  31. 31.
    Eshra KA, Shalaby M (2017) Efflux pump inhibition effect of curcumin and phenylalanine arginyl β-naphthylamide (PAβN) against multidrug resistant Pseudomonas aeruginosa isolated from burn infections in Tanta University Hospitals. Egypt J Med Microbiol 26:113–118CrossRefGoogle Scholar
  32. 32.
    Yun DG, Lee DG (2016) Antibacterial activity of curcumin via apoptosis-like response in Escherichia coli. Appl Microbiol Biotechnol 100:5505–5514CrossRefGoogle Scholar
  33. 33.
    Shlar I, Droby S, Choudhary R, Rodov V (2017) The mode of antimicrobial action of curcumin depends on the delivery system: monolithic nanoparticles vs. supramolecular inclusion complex. RSC Adv 7:42559–42569CrossRefGoogle Scholar
  34. 34.
    Ravindran J, Prasad S, Aggarwal BB (2009) Curcumin and cancer cells: how many ways can curry kill tumor cells selectively? AAPS J 11:495–510CrossRefGoogle Scholar
  35. 35.
    Syng-Ai C, Kumari AL, Khar A (2004) Effect of curcumin on normal and tumor cells: role of glutathione and bcl-2. Mol Cancer Ther 3:1101–1108Google Scholar
  36. 36.
    Vallianou NG, Evangelopoulos A, Schizas N, Kazazis C (2015) Potential anticancer properties and mechanisms of action of curcumin. Anticancer Res 35:645–651Google Scholar
  37. 37.
    Lister PD, Wolter DJ, Hanson ND (2009) Antibacterial-resistant Pseudomonas aeruginosa: clinical impact and complex regulation of chromosomally encoded resistance mechanisms. Clin Microbiol Rev 22:582–610CrossRefGoogle Scholar
  38. 38.
    Morita Y, Tomida J, Kawamura Y (2012) MexXY multidrug efflux system of Pseudomonas aeruginosa. Front Microbiol 3:408CrossRefGoogle Scholar
  39. 39.
    Wolter DJ, Smith-Moland E, Goering RV, Hanson ND, Lister PD (2004) Multidrug resistance associated with mexXY expression in clinical isolates of Pseudomonas aeruginosa from a Texas hospital. Diagn Microbiol Infect Dis 50:43–50CrossRefGoogle Scholar
  40. 40.
    Sharma M, Manoharlal R, Shukla S, Puri N, Prasad T, Ambudkar SV, Prasad R (2009) Curcumin modulates efflux mediated by yeast ABC multidrug transporters and is synergistic with antifungals. Antimicrob Agents Chemother 53:3256–3265CrossRefGoogle Scholar

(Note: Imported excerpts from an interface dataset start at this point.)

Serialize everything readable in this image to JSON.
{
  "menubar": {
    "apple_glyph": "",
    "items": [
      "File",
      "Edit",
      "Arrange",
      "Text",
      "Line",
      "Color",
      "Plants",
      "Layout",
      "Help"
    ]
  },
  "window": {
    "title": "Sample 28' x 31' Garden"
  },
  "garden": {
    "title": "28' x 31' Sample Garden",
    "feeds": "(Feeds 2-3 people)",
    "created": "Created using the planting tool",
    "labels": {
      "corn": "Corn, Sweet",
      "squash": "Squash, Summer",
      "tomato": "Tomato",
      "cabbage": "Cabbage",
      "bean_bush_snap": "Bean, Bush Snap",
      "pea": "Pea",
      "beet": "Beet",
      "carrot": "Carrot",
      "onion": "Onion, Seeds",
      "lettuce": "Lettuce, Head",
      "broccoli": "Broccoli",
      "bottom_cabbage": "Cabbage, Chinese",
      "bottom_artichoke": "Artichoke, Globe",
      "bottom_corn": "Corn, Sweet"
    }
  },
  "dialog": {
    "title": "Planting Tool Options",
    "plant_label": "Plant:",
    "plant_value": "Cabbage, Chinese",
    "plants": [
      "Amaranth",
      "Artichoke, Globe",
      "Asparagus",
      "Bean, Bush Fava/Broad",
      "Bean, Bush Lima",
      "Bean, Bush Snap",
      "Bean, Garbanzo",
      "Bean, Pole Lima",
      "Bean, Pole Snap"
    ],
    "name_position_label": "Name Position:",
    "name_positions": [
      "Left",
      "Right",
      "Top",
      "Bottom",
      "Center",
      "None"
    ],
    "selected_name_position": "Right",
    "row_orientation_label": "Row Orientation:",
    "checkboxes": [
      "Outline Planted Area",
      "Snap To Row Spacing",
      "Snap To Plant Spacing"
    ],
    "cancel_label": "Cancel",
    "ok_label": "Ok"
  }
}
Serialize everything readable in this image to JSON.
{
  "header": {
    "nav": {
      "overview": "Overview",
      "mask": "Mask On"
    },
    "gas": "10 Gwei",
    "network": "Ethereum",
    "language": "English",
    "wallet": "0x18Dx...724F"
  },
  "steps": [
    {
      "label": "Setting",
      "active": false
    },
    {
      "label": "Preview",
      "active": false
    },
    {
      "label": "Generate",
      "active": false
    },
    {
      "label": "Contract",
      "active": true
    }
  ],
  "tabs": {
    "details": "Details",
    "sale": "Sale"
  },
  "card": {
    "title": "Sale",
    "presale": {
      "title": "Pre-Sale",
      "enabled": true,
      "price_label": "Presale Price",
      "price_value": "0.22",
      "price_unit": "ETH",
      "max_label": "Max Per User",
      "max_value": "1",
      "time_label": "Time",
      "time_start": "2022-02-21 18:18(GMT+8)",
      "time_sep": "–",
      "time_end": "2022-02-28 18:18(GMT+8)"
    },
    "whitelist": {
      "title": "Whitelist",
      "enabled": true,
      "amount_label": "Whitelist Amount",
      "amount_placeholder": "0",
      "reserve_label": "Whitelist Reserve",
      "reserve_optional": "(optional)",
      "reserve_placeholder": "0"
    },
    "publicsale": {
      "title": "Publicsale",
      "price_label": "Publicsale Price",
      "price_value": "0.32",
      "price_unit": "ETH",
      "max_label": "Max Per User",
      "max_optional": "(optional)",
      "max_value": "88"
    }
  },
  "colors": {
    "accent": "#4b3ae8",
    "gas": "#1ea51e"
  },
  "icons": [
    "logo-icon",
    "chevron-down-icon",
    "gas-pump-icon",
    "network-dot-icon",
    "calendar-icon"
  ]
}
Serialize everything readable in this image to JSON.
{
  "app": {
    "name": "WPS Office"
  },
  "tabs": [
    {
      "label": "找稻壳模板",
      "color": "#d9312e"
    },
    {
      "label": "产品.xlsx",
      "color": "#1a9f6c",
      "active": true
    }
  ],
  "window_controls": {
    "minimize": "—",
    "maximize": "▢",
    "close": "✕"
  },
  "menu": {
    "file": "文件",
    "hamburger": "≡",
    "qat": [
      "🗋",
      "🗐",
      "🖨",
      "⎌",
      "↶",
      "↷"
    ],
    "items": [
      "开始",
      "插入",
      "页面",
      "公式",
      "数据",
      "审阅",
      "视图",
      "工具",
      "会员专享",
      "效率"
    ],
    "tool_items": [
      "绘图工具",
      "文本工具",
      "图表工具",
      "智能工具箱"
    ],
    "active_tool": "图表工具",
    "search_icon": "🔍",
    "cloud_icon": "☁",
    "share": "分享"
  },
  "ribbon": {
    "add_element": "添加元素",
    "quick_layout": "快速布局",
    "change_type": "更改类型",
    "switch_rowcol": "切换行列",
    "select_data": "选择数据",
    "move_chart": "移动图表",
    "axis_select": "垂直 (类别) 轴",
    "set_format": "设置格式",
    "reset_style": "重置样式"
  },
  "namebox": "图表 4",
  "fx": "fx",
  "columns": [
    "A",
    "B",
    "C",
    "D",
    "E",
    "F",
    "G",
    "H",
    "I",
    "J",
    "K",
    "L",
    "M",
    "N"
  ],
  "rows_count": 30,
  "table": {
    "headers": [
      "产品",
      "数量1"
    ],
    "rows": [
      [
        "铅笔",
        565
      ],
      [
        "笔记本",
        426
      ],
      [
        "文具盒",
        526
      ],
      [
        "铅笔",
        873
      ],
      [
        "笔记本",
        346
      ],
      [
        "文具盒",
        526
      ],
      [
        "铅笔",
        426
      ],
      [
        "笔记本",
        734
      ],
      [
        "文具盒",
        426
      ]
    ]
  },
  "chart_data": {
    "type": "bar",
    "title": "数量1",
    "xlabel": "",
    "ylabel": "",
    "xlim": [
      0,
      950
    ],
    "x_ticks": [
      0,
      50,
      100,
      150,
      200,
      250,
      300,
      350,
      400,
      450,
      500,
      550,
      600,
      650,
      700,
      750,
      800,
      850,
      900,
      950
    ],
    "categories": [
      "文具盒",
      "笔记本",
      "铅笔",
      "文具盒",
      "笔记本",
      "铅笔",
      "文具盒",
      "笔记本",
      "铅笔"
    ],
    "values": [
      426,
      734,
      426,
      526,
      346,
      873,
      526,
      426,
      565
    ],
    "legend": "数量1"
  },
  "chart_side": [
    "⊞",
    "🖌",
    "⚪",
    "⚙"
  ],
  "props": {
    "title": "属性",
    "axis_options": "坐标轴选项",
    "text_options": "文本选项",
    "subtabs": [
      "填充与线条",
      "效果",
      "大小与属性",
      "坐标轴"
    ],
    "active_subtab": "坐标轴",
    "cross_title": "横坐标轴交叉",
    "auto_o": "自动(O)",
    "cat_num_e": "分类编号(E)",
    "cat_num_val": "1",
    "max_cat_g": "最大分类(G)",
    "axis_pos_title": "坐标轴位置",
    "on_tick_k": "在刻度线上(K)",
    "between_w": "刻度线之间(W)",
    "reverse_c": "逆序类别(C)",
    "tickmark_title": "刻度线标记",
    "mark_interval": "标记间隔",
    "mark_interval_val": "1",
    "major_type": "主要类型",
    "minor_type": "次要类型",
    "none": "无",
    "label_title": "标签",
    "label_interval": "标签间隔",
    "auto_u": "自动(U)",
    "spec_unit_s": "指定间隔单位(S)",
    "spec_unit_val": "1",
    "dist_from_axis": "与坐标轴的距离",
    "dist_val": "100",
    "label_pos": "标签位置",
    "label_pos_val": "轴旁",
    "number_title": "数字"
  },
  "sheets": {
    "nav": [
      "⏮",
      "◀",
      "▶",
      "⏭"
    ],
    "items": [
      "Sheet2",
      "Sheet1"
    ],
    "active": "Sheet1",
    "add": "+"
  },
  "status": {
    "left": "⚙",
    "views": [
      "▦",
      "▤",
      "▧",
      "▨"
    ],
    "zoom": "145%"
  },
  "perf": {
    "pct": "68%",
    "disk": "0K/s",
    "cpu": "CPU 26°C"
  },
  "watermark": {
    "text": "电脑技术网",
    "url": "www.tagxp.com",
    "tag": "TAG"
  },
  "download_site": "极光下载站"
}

Copyright information

© Springer Nature B.V. 2019

Authors and Affiliations

  1. 1.Department of Biology, Faculty of Science, Rasht BranchIslamic Azad UniversityRashtIran
  2. 2.Department of Genetics, Faculty of Biological SciencesTarbiat Modares UniversityTehranIran

Personalised recommendations